YOUR GOAL:
The required answer is the data below, restated word for word with images omitted.

SUPPLIED DATA:
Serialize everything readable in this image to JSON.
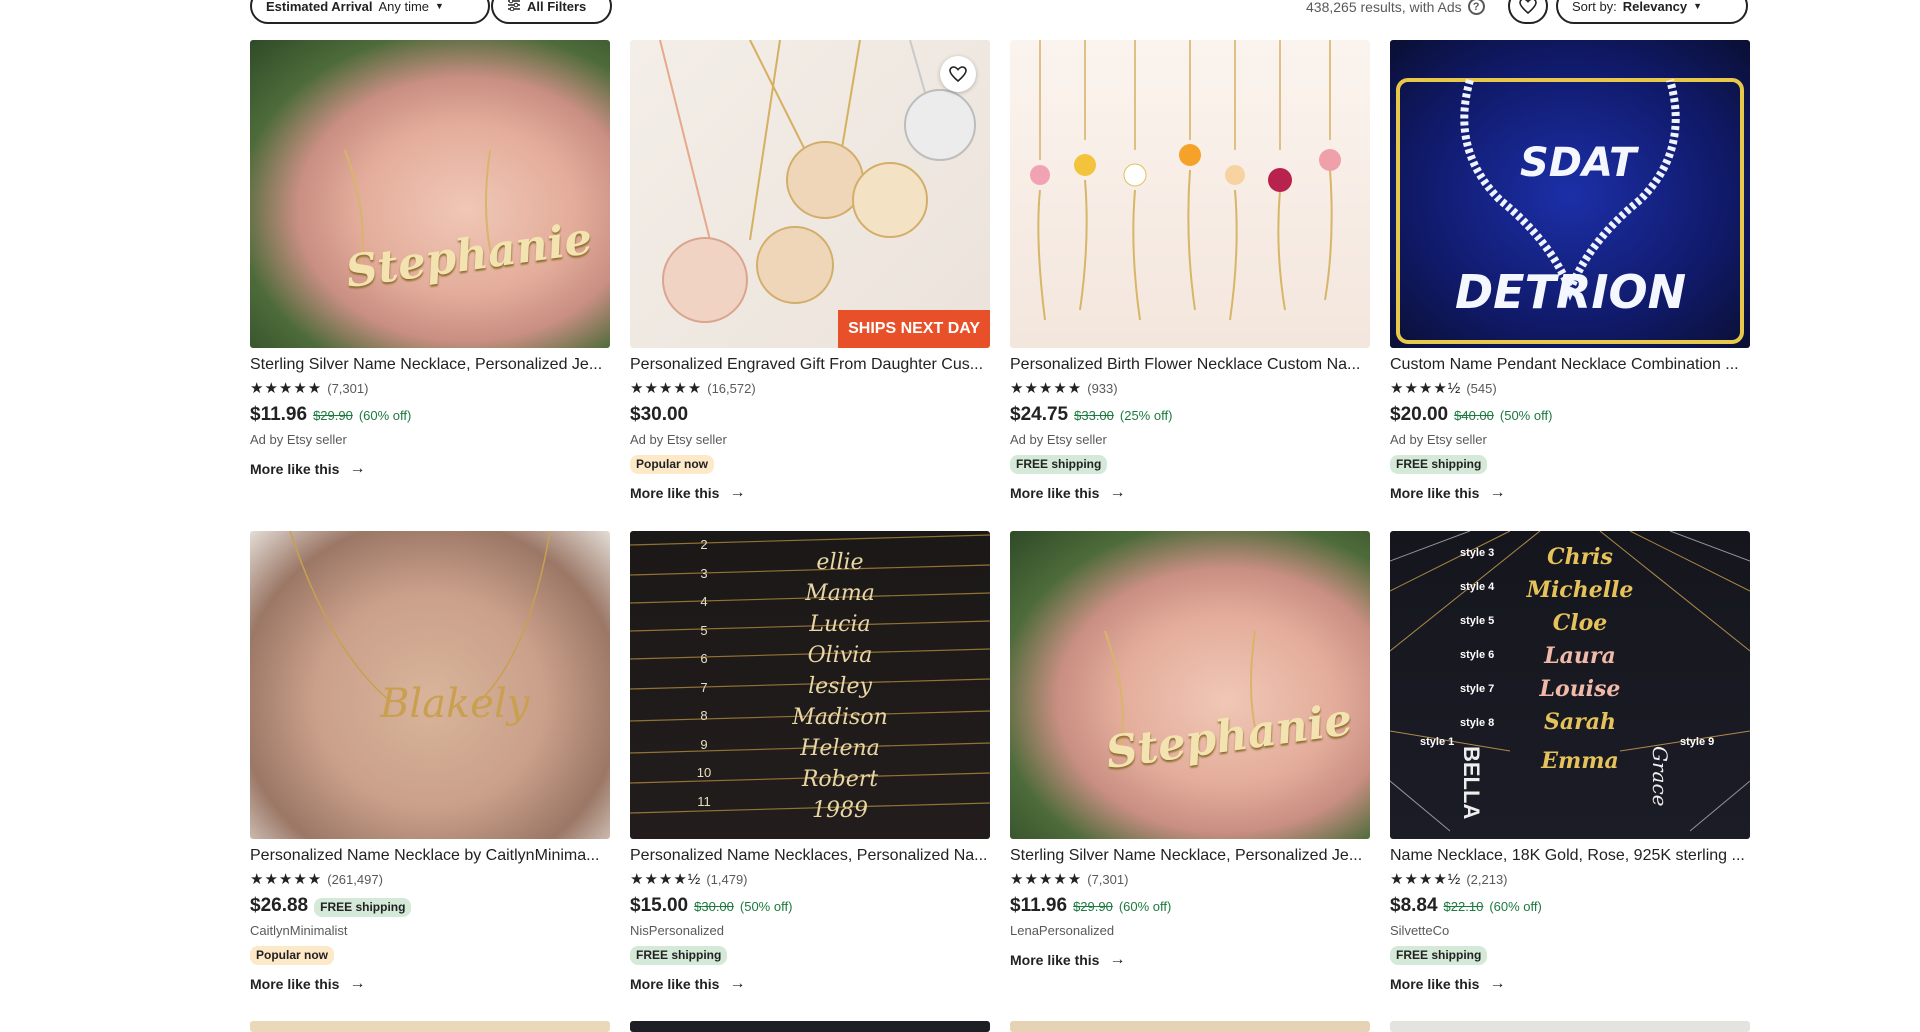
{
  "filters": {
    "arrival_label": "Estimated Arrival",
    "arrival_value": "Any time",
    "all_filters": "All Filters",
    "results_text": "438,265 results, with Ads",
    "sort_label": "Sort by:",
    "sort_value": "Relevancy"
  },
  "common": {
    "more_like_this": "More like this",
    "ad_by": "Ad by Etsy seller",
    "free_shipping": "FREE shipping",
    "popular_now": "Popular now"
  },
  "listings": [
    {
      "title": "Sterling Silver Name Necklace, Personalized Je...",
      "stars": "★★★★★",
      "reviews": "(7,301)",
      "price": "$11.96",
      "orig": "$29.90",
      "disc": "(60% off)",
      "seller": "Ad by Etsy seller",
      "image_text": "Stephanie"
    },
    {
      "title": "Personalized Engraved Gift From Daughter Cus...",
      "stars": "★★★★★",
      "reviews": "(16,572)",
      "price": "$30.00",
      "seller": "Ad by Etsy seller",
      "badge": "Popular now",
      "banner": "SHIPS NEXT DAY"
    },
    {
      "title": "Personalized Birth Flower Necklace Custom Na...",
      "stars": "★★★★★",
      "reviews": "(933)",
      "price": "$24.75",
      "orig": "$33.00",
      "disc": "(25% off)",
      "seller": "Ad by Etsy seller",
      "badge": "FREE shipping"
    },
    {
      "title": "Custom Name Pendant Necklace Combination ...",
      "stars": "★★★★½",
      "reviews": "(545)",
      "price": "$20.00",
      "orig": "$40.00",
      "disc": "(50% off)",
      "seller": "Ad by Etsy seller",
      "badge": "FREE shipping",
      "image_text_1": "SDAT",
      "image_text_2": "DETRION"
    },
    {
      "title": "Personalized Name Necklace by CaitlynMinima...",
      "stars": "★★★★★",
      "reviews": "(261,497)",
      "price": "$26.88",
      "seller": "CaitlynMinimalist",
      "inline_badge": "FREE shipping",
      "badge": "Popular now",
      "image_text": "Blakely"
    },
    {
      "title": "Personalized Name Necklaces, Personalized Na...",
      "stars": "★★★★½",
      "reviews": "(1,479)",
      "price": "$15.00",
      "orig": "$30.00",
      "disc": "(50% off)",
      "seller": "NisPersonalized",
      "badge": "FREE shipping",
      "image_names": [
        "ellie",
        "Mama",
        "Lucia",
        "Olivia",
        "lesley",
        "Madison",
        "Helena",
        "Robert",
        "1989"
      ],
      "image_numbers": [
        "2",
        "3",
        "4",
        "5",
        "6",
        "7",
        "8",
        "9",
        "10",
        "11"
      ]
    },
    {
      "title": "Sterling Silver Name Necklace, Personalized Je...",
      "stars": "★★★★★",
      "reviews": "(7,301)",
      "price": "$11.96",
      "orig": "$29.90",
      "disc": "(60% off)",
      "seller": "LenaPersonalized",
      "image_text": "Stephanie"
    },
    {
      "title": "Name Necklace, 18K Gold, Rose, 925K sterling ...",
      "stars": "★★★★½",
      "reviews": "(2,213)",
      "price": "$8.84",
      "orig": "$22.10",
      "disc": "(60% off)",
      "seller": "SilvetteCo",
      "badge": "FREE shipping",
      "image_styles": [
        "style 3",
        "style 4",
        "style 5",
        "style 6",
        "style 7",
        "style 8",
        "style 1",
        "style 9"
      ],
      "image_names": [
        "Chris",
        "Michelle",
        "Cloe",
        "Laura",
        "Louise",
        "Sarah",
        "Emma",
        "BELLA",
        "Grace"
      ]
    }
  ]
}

RESPONSE TO THIS EXERCISE:
Serialize everything readable in this image to JSON.
{
  "filters": {
    "arrival_label": "Estimated Arrival",
    "arrival_value": "Any time",
    "all_filters": "All Filters",
    "results_text": "438,265 results, with Ads",
    "sort_label": "Sort by:",
    "sort_value": "Relevancy"
  },
  "common": {
    "more_like_this": "More like this",
    "ad_by": "Ad by Etsy seller",
    "free_shipping": "FREE shipping",
    "popular_now": "Popular now"
  },
  "listings": [
    {
      "title": "Sterling Silver Name Necklace, Personalized Je...",
      "stars": "★★★★★",
      "reviews": "(7,301)",
      "price": "$11.96",
      "orig": "$29.90",
      "disc": "(60% off)",
      "seller": "Ad by Etsy seller",
      "image_text": "Stephanie"
    },
    {
      "title": "Personalized Engraved Gift From Daughter Cus...",
      "stars": "★★★★★",
      "reviews": "(16,572)",
      "price": "$30.00",
      "seller": "Ad by Etsy seller",
      "badge": "Popular now",
      "banner": "SHIPS NEXT DAY"
    },
    {
      "title": "Personalized Birth Flower Necklace Custom Na...",
      "stars": "★★★★★",
      "reviews": "(933)",
      "price": "$24.75",
      "orig": "$33.00",
      "disc": "(25% off)",
      "seller": "Ad by Etsy seller",
      "badge": "FREE shipping"
    },
    {
      "title": "Custom Name Pendant Necklace Combination ...",
      "stars": "★★★★½",
      "reviews": "(545)",
      "price": "$20.00",
      "orig": "$40.00",
      "disc": "(50% off)",
      "seller": "Ad by Etsy seller",
      "badge": "FREE shipping",
      "image_text_1": "SDAT",
      "image_text_2": "DETRION"
    },
    {
      "title": "Personalized Name Necklace by CaitlynMinima...",
      "stars": "★★★★★",
      "reviews": "(261,497)",
      "price": "$26.88",
      "seller": "CaitlynMinimalist",
      "inline_badge": "FREE shipping",
      "badge": "Popular now",
      "image_text": "Blakely"
    },
    {
      "title": "Personalized Name Necklaces, Personalized Na...",
      "stars": "★★★★½",
      "reviews": "(1,479)",
      "price": "$15.00",
      "orig": "$30.00",
      "disc": "(50% off)",
      "seller": "NisPersonalized",
      "badge": "FREE shipping",
      "image_names": [
        "ellie",
        "Mama",
        "Lucia",
        "Olivia",
        "lesley",
        "Madison",
        "Helena",
        "Robert",
        "1989"
      ],
      "image_numbers": [
        "2",
        "3",
        "4",
        "5",
        "6",
        "7",
        "8",
        "9",
        "10",
        "11"
      ]
    },
    {
      "title": "Sterling Silver Name Necklace, Personalized Je...",
      "stars": "★★★★★",
      "reviews": "(7,301)",
      "price": "$11.96",
      "orig": "$29.90",
      "disc": "(60% off)",
      "seller": "LenaPersonalized",
      "image_text": "Stephanie"
    },
    {
      "title": "Name Necklace, 18K Gold, Rose, 925K sterling ...",
      "stars": "★★★★½",
      "reviews": "(2,213)",
      "price": "$8.84",
      "orig": "$22.10",
      "disc": "(60% off)",
      "seller": "SilvetteCo",
      "badge": "FREE shipping",
      "image_styles": [
        "style 3",
        "style 4",
        "style 5",
        "style 6",
        "style 7",
        "style 8",
        "style 1",
        "style 9"
      ],
      "image_names": [
        "Chris",
        "Michelle",
        "Cloe",
        "Laura",
        "Louise",
        "Sarah",
        "Emma",
        "BELLA",
        "Grace"
      ]
    }
  ]
}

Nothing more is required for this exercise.